Category — Galapagos
We loved our time in South America. This short video, set to Smitten’s “Todas Esas Cosas” (“All of These Things”), includes some of our favorite images from Ecuador, Peru, Argentina and Chile.
November 14, 2008 2 Comments
Conor takes us on a tour of the GAP Adventurer II (a.k.a. Cruz del Sur) in a way that only he can…
August 22, 2008 13 Comments
I recently read the story of a young man who was both a worry and a disappointment to his parents.
The father wanted his son to be a doctor, but the young man flunked out of medical school. The boy was considered by all to be rather average, and he had few prospects.
With medical school out of the question, the father pushed his son to become a clergyman, and the young man had resigned himself to the idea.
But then came the opportunity for the son to take a trip around the world.
The young man was very interested, but needed his father’s permission and financial support. His father objected to such a frivolous waste of his son’s time.
Fortunately, a kindly uncle intervened.
He convinced the boy’s father that his son had a unique opportunity to do something few would ever have the chance to do. And along the way, his son might just find his way in the world.
The father relented and allowed his son to travel around the world.
The boy, of course, was Charles Darwin. And the trip he took round the world – five years in all – was described in the book Voyage of the Beagle.
The rest, as they say, is history.
Darwin’s father didn’t live long enough to see the impact his “aimless” son had on our understanding of the natural world.
But one tribute to Darwin’s life work lives on at the Charles Darwin Research Center on Santa Cruz Island in the Galapagos.
The center has become an important advocate and advisor for protecting the Galapagos. One of their most important missions has been to help repopulate the islands with giant tortoises, which where well on their way to becoming extinct.
August 22, 2008 Comments Off on Father & Son
[Special thanks for Brantley Tillis for the use of his terrific underwater footage.]
August 20, 2008 5 Comments
On the public pier in Puerto Baquerizo Moreno, San Cristobal Island, we encountered a slight bump in the road.
At least a half dozen sea lions were blocking our way, lounging on the steps we needed to descend to board the dinghy that would take us to the Cruz del Sur, our home for the next week.
When it became apparent the sea lions weren’t quite ready to give up their resting spot, Hanzel, our naturalist guide, led us to another dock where we were able to board our dinghy.
To travel to the Galapagos is to travel to a alternate universe where sea lions, marine iguanas, giant tortoises and blue-footed boobies rule, and where they have found a way to live in harmony.
After centuries on islands with no natural predators, Galapagos wildlife is ridiculously tame.
Seventeenth and eighteenth century sailors were amused by the animals’ “stupidity.” They never had to hunt for food on the Galapagos; they simply went ashore and grabbed what they wanted, as if visiting a precursor to the modern supermarket.
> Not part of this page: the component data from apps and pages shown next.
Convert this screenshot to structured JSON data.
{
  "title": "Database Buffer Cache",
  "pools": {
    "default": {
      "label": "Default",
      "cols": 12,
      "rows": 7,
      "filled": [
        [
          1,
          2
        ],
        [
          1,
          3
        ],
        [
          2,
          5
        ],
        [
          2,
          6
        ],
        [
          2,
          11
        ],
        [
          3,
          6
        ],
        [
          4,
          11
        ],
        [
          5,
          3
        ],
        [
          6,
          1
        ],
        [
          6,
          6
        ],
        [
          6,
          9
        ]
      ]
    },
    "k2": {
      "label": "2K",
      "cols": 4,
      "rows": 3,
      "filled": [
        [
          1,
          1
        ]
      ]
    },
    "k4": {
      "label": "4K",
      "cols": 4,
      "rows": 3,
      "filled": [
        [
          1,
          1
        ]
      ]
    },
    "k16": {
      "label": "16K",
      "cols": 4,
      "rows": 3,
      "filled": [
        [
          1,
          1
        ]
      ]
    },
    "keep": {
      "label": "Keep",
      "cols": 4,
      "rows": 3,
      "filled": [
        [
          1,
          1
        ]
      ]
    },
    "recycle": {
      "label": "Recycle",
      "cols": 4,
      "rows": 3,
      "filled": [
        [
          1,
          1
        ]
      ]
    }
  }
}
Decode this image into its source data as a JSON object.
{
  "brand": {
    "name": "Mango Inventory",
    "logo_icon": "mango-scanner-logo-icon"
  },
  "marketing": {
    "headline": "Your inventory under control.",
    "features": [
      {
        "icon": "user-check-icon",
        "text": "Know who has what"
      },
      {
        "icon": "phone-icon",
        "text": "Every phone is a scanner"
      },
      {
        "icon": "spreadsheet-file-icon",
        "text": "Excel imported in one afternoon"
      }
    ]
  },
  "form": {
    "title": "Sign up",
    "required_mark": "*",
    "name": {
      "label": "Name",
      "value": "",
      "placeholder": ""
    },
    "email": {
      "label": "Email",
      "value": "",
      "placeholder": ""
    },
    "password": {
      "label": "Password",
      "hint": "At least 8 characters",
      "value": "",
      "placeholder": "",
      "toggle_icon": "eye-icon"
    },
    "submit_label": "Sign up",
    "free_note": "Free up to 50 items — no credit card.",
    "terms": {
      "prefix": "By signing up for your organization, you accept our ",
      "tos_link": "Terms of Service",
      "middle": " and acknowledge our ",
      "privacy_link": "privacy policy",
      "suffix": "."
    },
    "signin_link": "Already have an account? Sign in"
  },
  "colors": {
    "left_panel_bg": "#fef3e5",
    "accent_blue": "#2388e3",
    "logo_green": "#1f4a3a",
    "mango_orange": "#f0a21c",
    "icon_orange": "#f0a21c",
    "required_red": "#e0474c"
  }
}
The animals never fought back or fled. They knew no danger.
Today their main annoyance is hundreds of pesky humans constantly pointing a camera their way. Paparazzi in Patagonia clothing.
Our friends, the Gugel-McPhersons (Gail, David, Cam & Meg) joined us on a nearly flawless GAP Adventures family cruise to these other-worldly islands.
August 18, 2008 7 Comments